Metallurgy probably became popular 3,000 years ago in Asia. From there, the ability to shape and process iron spread to Europe, until finally arriving in the Scandinavian countries. However, new research indicates that hunter-gatherers in Scandinavia mastered iron much earlier than expected.
Most evidence relating to metallurgy indicates that small tribes near the Arctic only came to make widespread use of forging from 1600 A.D. However, researchers have discovered furnaces and metal remnants in the remains of a 2,000-year-old ancient tribe in Sweden.
At the archaeological site of Sangis, researchers discovered the carcass of a furnace probably used for forging metal materials. The furnace had a lining of ceramic resin and pieces of iron, copper and bronze once smelted together.
Also, carbon dating of the furnace showed that the apparatus dates between 200 and 50 B.C, or more than 2,000 years ago.

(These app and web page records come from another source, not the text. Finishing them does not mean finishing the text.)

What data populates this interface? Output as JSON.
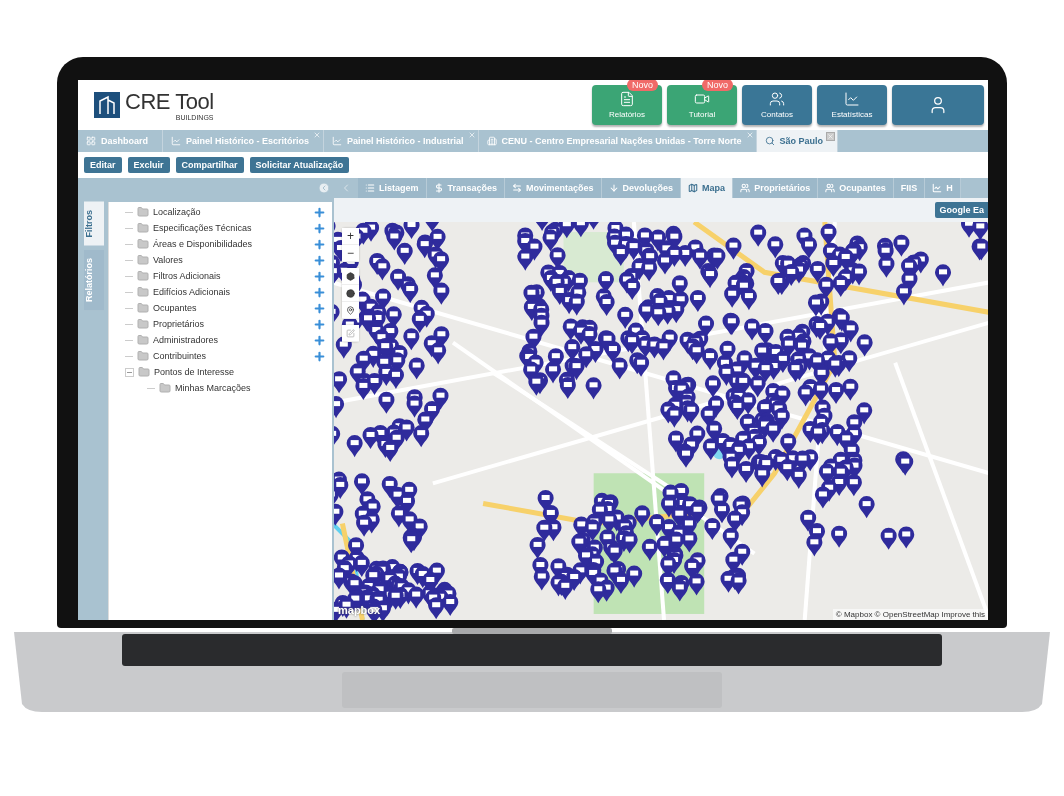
{
  "header": {
    "logo_text": "CRE Tool",
    "logo_subtext": "BUILDINGS",
    "buttons": [
      {
        "kind": "report",
        "label": "Relatórios",
        "badge": "Novo",
        "color": "#3ba575"
      },
      {
        "kind": "video",
        "label": "Tutorial",
        "badge": "Novo",
        "color": "#3ba575"
      },
      {
        "kind": "people",
        "label": "Contatos",
        "color": "#3a7696"
      },
      {
        "kind": "chart",
        "label": "Estatísticas",
        "color": "#3a7696"
      },
      {
        "kind": "user",
        "color": "#3a7696"
      }
    ]
  },
  "tabs": [
    {
      "kind": "grid",
      "label": "Dashboard",
      "closable": false,
      "selected": false
    },
    {
      "kind": "chart",
      "label": "Painel Histórico - Escritórios",
      "closable": true,
      "selected": false
    },
    {
      "kind": "chart",
      "label": "Painel Histórico - Industrial",
      "closable": true,
      "selected": false
    },
    {
      "kind": "building",
      "label": "CENU - Centro Empresarial Nações Unidas - Torre Norte",
      "closable": true,
      "selected": false
    },
    {
      "kind": "search",
      "label": "São Paulo",
      "closable": true,
      "selected": true
    }
  ],
  "toolbar": [
    "Editar",
    "Excluir",
    "Compartilhar",
    "Solicitar Atualização"
  ],
  "side_tabs": [
    {
      "label": "Filtros",
      "selected": true
    },
    {
      "label": "Relatórios",
      "selected": false
    }
  ],
  "tree": [
    {
      "label": "Localização",
      "add_button": true
    },
    {
      "label": "Especificações Técnicas",
      "add_button": true
    },
    {
      "label": "Áreas e Disponibilidades",
      "add_button": true
    },
    {
      "label": "Valores",
      "add_button": true
    },
    {
      "label": "Filtros Adicionais",
      "add_button": true
    },
    {
      "label": "Edifícios Adicionais",
      "add_button": true
    },
    {
      "label": "Ocupantes",
      "add_button": true
    },
    {
      "label": "Proprietários",
      "add_button": true
    },
    {
      "label": "Administradores",
      "add_button": true
    },
    {
      "label": "Contribuintes",
      "add_button": true
    },
    {
      "label": "Pontos de Interesse",
      "add_button": false,
      "expanded": true,
      "children": [
        {
          "label": "Minhas Marcações",
          "add_button": false
        }
      ]
    }
  ],
  "view_tabs": [
    {
      "kind": "list",
      "label": "Listagem",
      "selected": false
    },
    {
      "kind": "dollar",
      "label": "Transações",
      "selected": false
    },
    {
      "kind": "swap",
      "label": "Movimentações",
      "selected": false
    },
    {
      "kind": "down",
      "label": "Devoluções",
      "selected": false
    },
    {
      "kind": "map",
      "label": "Mapa",
      "selected": true
    },
    {
      "kind": "people",
      "label": "Proprietários",
      "selected": false
    },
    {
      "kind": "people",
      "label": "Ocupantes",
      "selected": false
    },
    {
      "kind": "none",
      "label": "FIIS",
      "selected": false
    },
    {
      "kind": "chart",
      "label": "H",
      "selected": false
    }
  ],
  "map": {
    "google_button": "Google Ea",
    "zoom_in": "+",
    "zoom_out": "−",
    "logo": "mapbox",
    "attribution": "© Mapbox © OpenStreetMap Improve this"
  }
}
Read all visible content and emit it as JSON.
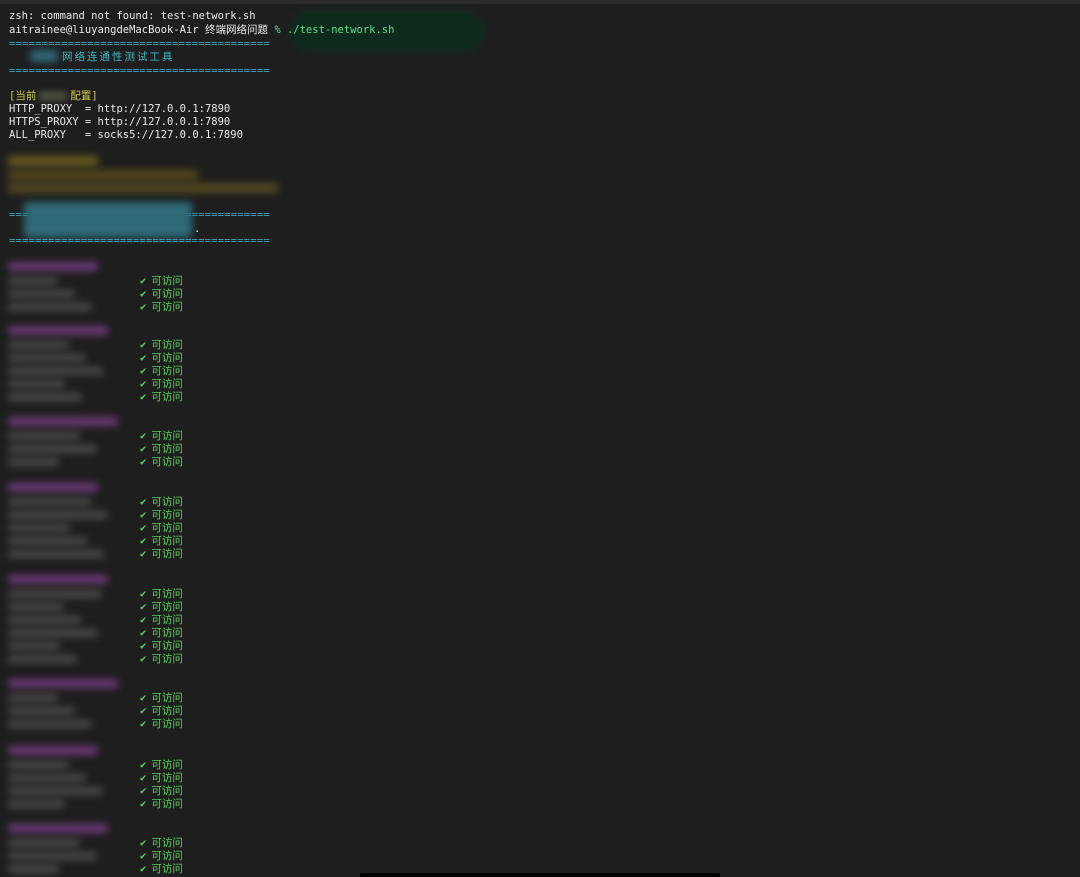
{
  "terminal": {
    "line1": "zsh: command not found: test-network.sh",
    "prompt_user": "aitrainee@liuyangdeMacBook-Air",
    "prompt_dir": "终端网络问题",
    "prompt_cmd": "% ./test-network.sh",
    "separator": "========================================",
    "tool_title": "网络连通性测试工具",
    "config_header_left": "[当前",
    "config_header_right": "配置]",
    "http_proxy": "HTTP_PROXY  = http://127.0.0.1:7890",
    "https_proxy": "HTTPS_PROXY = http://127.0.0.1:7890",
    "all_proxy": "ALL_PROXY   = socks5://127.0.0.1:7890",
    "dot": ".",
    "status_ok": "可访问",
    "check_mark": "✔"
  },
  "groups": [
    {
      "count": 3
    },
    {
      "count": 5
    },
    {
      "count": 3
    },
    {
      "count": 5
    },
    {
      "count": 6
    },
    {
      "count": 3
    },
    {
      "count": 4
    },
    {
      "count": 3
    }
  ],
  "colors": {
    "background": "#1e1e1e",
    "separator": "#3fa6c0",
    "config_header": "#d6c84a",
    "success": "#58d35a"
  }
}
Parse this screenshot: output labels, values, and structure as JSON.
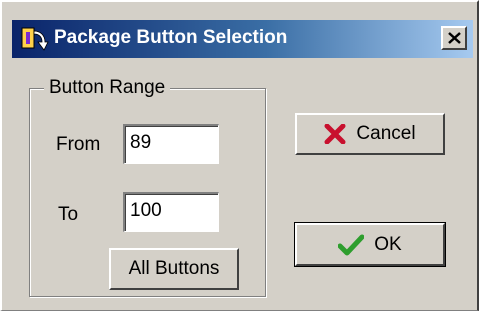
{
  "window": {
    "title": "Package Button Selection",
    "title_icon": "package-icon",
    "close_icon": "close-icon"
  },
  "range_group": {
    "legend": "Button Range",
    "from_label": "From",
    "from_value": "89",
    "to_label": "To",
    "to_value": "100",
    "all_buttons_label": "All Buttons"
  },
  "actions": {
    "cancel_label": "Cancel",
    "cancel_icon": "red-x-icon",
    "ok_label": "OK",
    "ok_icon": "green-check-icon"
  },
  "colors": {
    "title_start": "#0a246a",
    "title_end": "#a6caf0",
    "face": "#d4d0c8",
    "cancel_x": "#c8102e",
    "ok_check": "#2e9e2e"
  }
}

According to the research, published in the journal Antiquity, the discovery raises questions about the sophistication for metallurgy of these ancient communities.
Image: BENNERHAG ET AL/ANTIQUITY 2021
Evidence of metallurgy at a second excavation site
Still in the site of Sangis, a little more than 500 meters from the furnace, researchers found several other evidences of metal manipulation. Besides fish bones, archaeologists discovered three bonfires where metals were molded. In this region, the team also discovered several iron and bronze artifacts, as well as solidified copper drops.
At another nearby excavation site, Vivungi, the team also discovered two furnaces probably used for metallurgy, especially of iron. According to the research, the evidence from Vivungi dates back to 100 B.C., although there were no fires for the treatment and purification of metals.
"This study is particularly insightful because the metal is iron, typically considered a more challenging metallurgy than that of copper or gold; the artisans are historically imagined hunter gatherers using only basic technologies; and the location is a region largely ignored in histories of technology," says expert Marcos Martinón-Torres of the University of Cambridge ina statement.
Author Carina Bennerhag states that the hunter-gatherer peoples of Sweden "probably manufactured more iron and steel, and were more socially organized and sedentary than we imagined."